Planetary scientists have known for some time that water flowed on Mars in the past, back when it had warmer temperatures and a thicker atmosphere. Right now Martian temperatures can reach -68 Celsius (-90 Fahrenheit), and any liquid water would have to be full of salt. Past searches have not found any bodies of water that were permanent or of this scale. But now, thanks to the Italian Space Agency’s use of the radar instrument, MARSIS, we have better evidence than ever that a giant, underground lake exists on Mars today!
“MARSIS was born to make this kind of discovery, and now it has,” said Roberto Orosei, a leading scientist on the investigation. The project uses radar technology to image below the surface of Mars, much like how we detect planes here on Earth. By sending out radio waves and measuring how they bounce back, scientists are able to form interpretations of what they cannot see.
By observing the materials the waves bounced off of and those they passed through scientists were able to dig through about three years’ of data from Mars’ south pole. The area is covered mostly in a thick layer of water ice, but the waves did something strange about two kilometers (one mile) below the surface. They formed a big, bright reflection on a surface – the interface between liquid water and ice.
The scientists wanted to check into other possibilities, like whether the layer could be frozen carbon dioxide. But liquid water was the case that made the most sense. The lake stretches across about 20 kilometers (12 miles). It is unclear whether it is a separate layer of water or liquid mixed with sediment. But that would still possibly be one of the most exciting sludges humans have ever found in space.
If there is water on Mars, that points to the huge – and even cooler possibility – of some form of alien life. Liquid water is critical for life as we know it. That is why searches for life and searches for water on other planets go hand in hand. Even this lake environment would be extremely harsh, bitterly cold, and filled with salts.
The chemicals in the lake could pose another problem. These salts are not the same as what you find in your salt shaker. These perchlorates are toxic to humans and more intense than bleach, and the Martian soil is full of them. So, if you ever do get the chance to visit an underground lake on Mars, be sure not to lick it!

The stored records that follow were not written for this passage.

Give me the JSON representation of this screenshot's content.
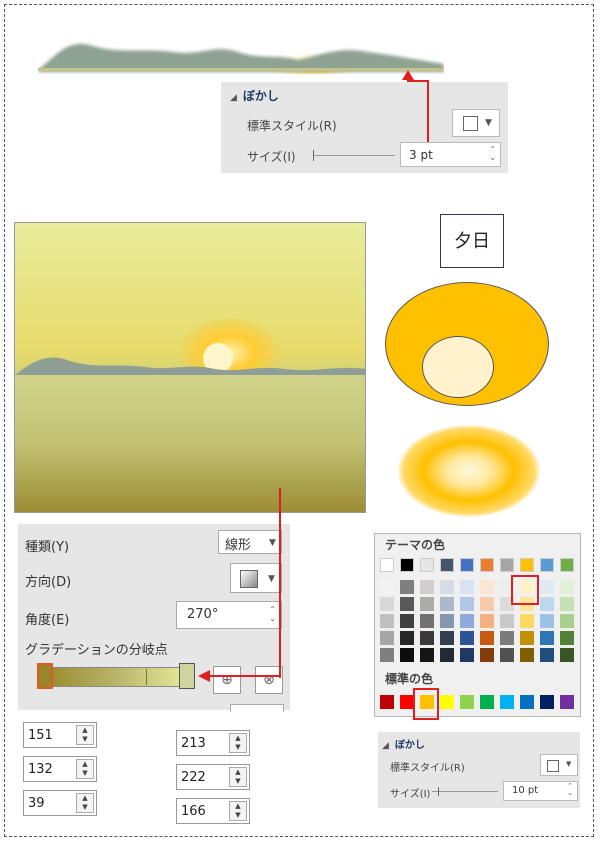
{
  "blur_panel_top": {
    "header": "ぼかし",
    "style_label": "標準スタイル(R)",
    "size_label": "サイズ(I)",
    "size_value": "3 pt"
  },
  "sun_label": "夕日",
  "gradient_panel": {
    "type_label": "種類(Y)",
    "type_value": "線形",
    "direction_label": "方向(D)",
    "angle_label": "角度(E)",
    "angle_value": "270°",
    "stops_label": "グラデーションの分岐点"
  },
  "rgb_left": [
    "151",
    "132",
    "39"
  ],
  "rgb_right": [
    "213",
    "222",
    "166"
  ],
  "palette": {
    "theme_header": "テーマの色",
    "standard_header": "標準の色",
    "theme_top": [
      "#ffffff",
      "#000000",
      "#e7e6e6",
      "#44546a",
      "#4472c4",
      "#ed7d31",
      "#a5a5a5",
      "#ffc000",
      "#5b9bd5",
      "#70ad47"
    ],
    "theme_shades": [
      [
        "#f2f2f2",
        "#7f7f7f",
        "#d0cece",
        "#d6dce4",
        "#d9e2f3",
        "#fbe5d5",
        "#ededed",
        "#fff2cc",
        "#deebf6",
        "#e2efd9"
      ],
      [
        "#d8d8d8",
        "#595959",
        "#aeaaaa",
        "#adb9ca",
        "#b4c6e7",
        "#f7caac",
        "#dbdbdb",
        "#fee599",
        "#bdd7ee",
        "#c5e0b3"
      ],
      [
        "#bfbfbf",
        "#3f3f3f",
        "#757070",
        "#8496b0",
        "#8eaadb",
        "#f4b183",
        "#c9c9c9",
        "#ffd965",
        "#9cc3e5",
        "#a8d08d"
      ],
      [
        "#a5a5a5",
        "#262626",
        "#3a3838",
        "#323f4f",
        "#2f5496",
        "#c55a11",
        "#7b7b7b",
        "#bf9000",
        "#2e75b5",
        "#538135"
      ],
      [
        "#7f7f7f",
        "#0c0c0c",
        "#171616",
        "#222a35",
        "#1f3864",
        "#833c0b",
        "#525252",
        "#7f6000",
        "#1e4e79",
        "#375623"
      ]
    ],
    "standard": [
      "#c00000",
      "#ff0000",
      "#ffc000",
      "#ffff00",
      "#92d050",
      "#00b050",
      "#00b0f0",
      "#0070c0",
      "#002060",
      "#7030a0"
    ]
  },
  "blur_panel_bottom": {
    "header": "ぼかし",
    "style_label": "標準スタイル(R)",
    "size_label": "サイズ(I)",
    "size_value": "10 pt"
  },
  "colors": {
    "accent_red": "#e02020",
    "sun_orange": "#ffc000",
    "sun_light": "#fff2cc"
  }
}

Some especially tough and tiny creatures called extremophiles can technically live in these kinds of environments. They can go decades without water, survive in a vacuum, and even feed off of perchlorates. There is a chance that the water may be warmer and less salty than scientists think, but it would still be cutting it close even for extremophiles.

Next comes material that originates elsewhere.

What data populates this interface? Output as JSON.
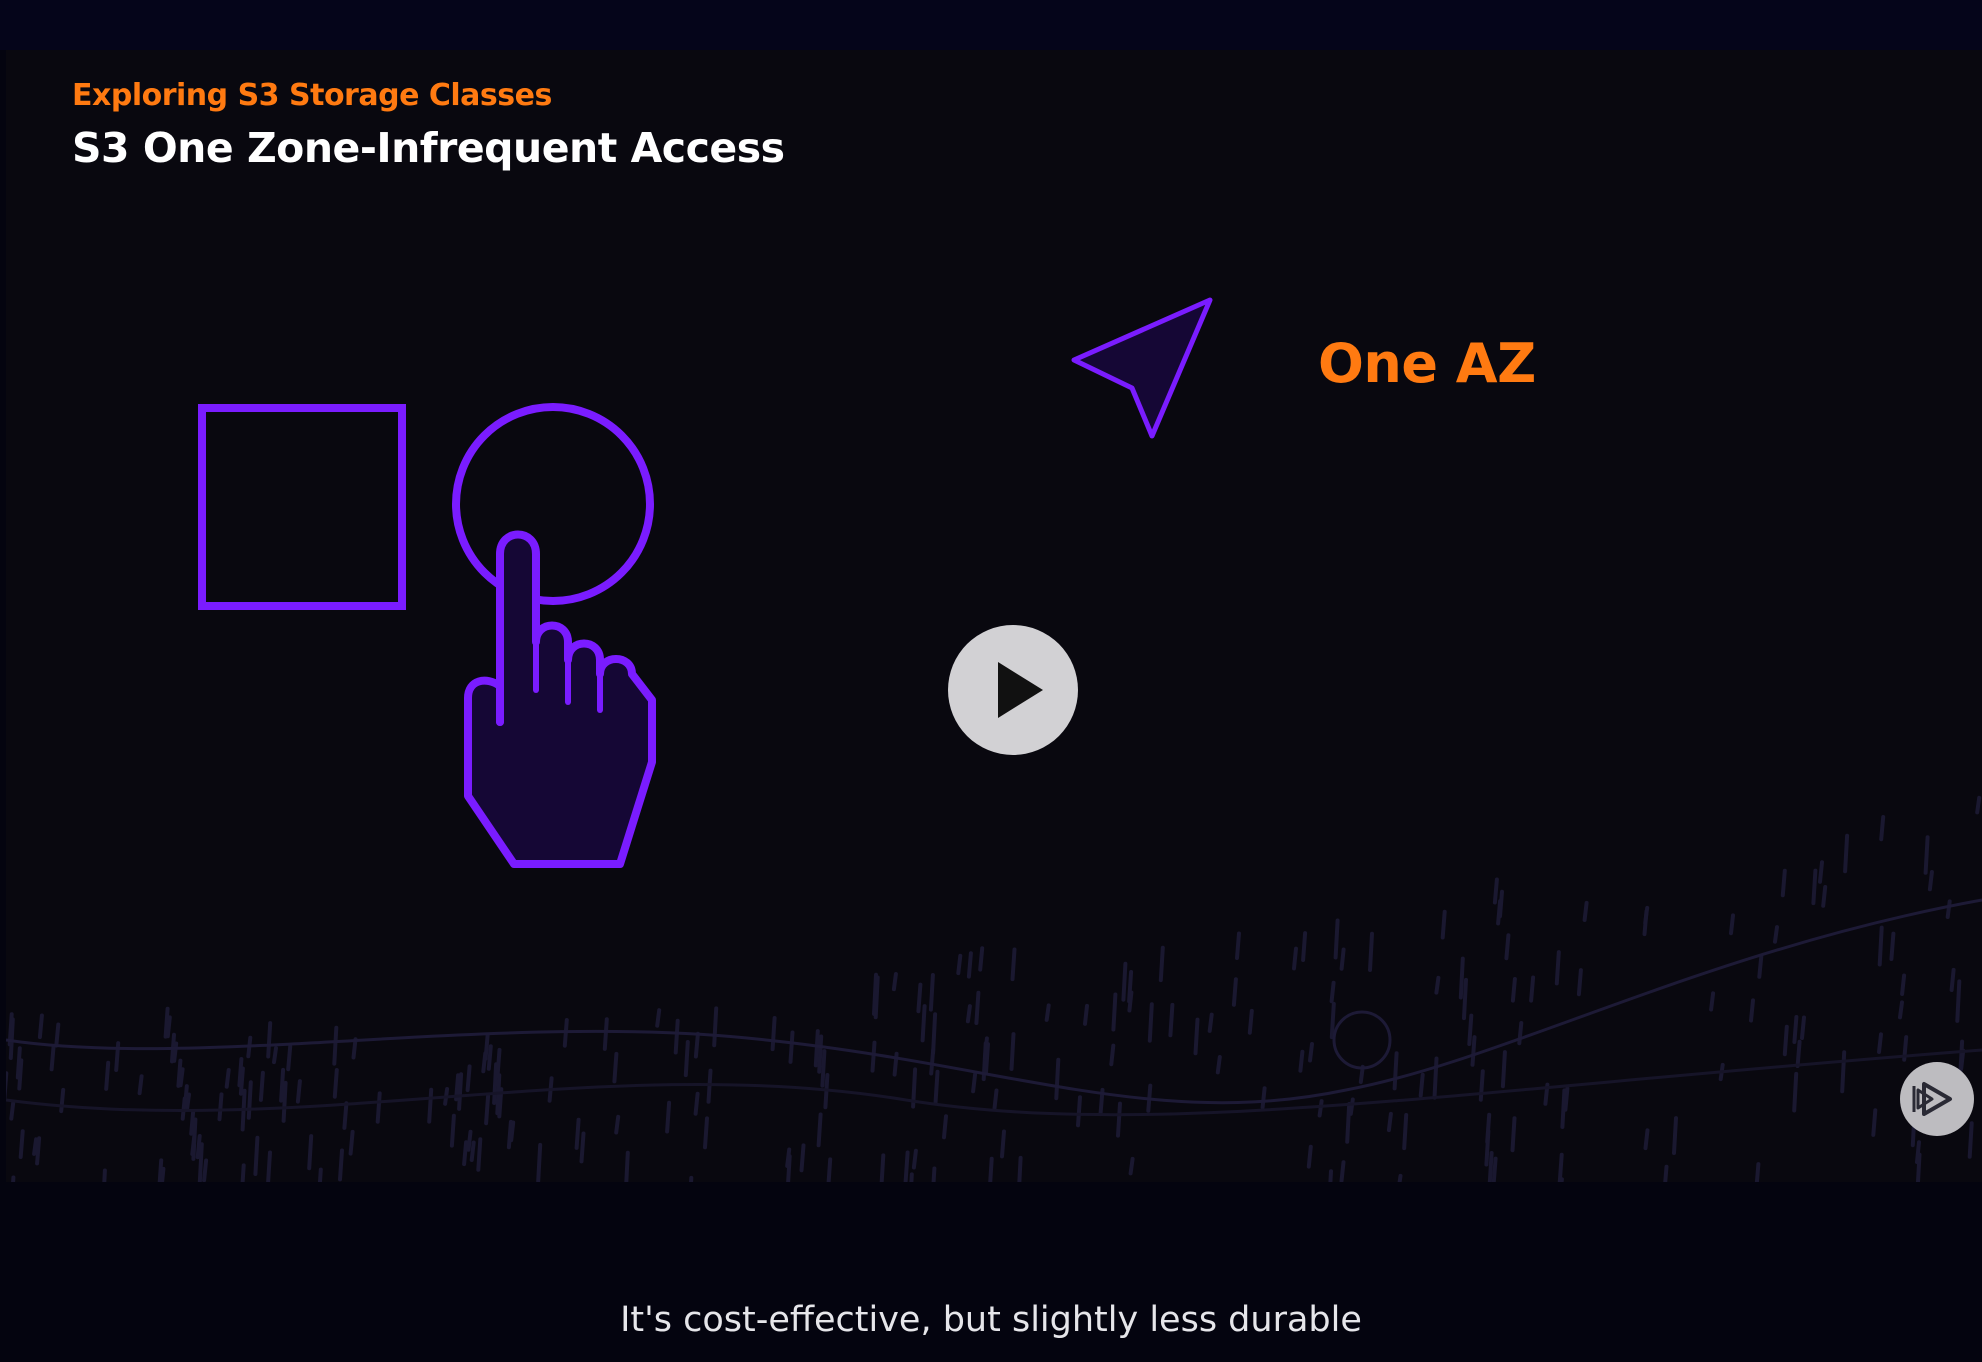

As hard as it may be to send a mission to Mars to look for life deep below the surface, knowing where to start the search is an amazing achievement in itself. And difficult is not the same as impossible.
extremophiles: microorganisms that thrive in conditions of extreme temperature or acidity

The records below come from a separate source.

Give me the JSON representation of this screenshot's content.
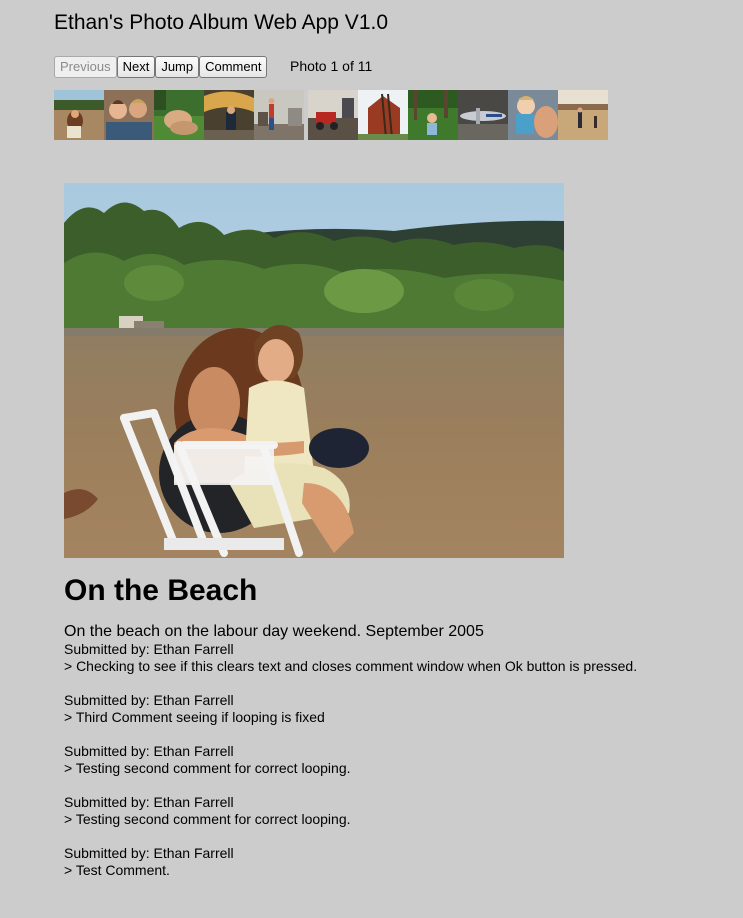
{
  "app": {
    "title": "Ethan's Photo Album Web App V1.0"
  },
  "controls": {
    "previous_label": "Previous",
    "next_label": "Next",
    "jump_label": "Jump",
    "comment_label": "Comment",
    "previous_enabled": false
  },
  "counter": {
    "text": "Photo 1 of 11",
    "current": 1,
    "total": 11
  },
  "thumbnails": [
    {
      "name": "thumb-beach",
      "scene": "beach"
    },
    {
      "name": "thumb-couch",
      "scene": "couch"
    },
    {
      "name": "thumb-nap",
      "scene": "nap"
    },
    {
      "name": "thumb-boat",
      "scene": "boat"
    },
    {
      "name": "thumb-living-room",
      "scene": "living-room"
    },
    {
      "name": "thumb-workshop",
      "scene": "workshop"
    },
    {
      "name": "thumb-barn",
      "scene": "barn"
    },
    {
      "name": "thumb-toddler-grass",
      "scene": "grass"
    },
    {
      "name": "thumb-airplane",
      "scene": "airplane"
    },
    {
      "name": "thumb-baby",
      "scene": "baby"
    },
    {
      "name": "thumb-gym",
      "scene": "gym"
    }
  ],
  "photo": {
    "title": "On the Beach",
    "caption": "On the beach on the labour day weekend. September 2005"
  },
  "comments": [
    {
      "submitted_by": "Submitted by: Ethan Farrell",
      "text": "> Checking to see if this clears text and closes comment window when Ok button is pressed."
    },
    {
      "submitted_by": "Submitted by: Ethan Farrell",
      "text": "> Third Comment seeing if looping is fixed"
    },
    {
      "submitted_by": "Submitted by: Ethan Farrell",
      "text": "> Testing second comment for correct looping."
    },
    {
      "submitted_by": "Submitted by: Ethan Farrell",
      "text": "> Testing second comment for correct looping."
    },
    {
      "submitted_by": "Submitted by: Ethan Farrell",
      "text": "> Test Comment."
    }
  ],
  "colors": {
    "page_background": "#cccccc",
    "text": "#000000"
  }
}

perchlorates: chemical compounds with extreme levels of salt
radar technology: uses radio waves to determine the distance, size, or speed of objects
radio waves: electromagnetic waves of frequency used for long-distance communication
sediment: matter that settles to the bottom of a liquid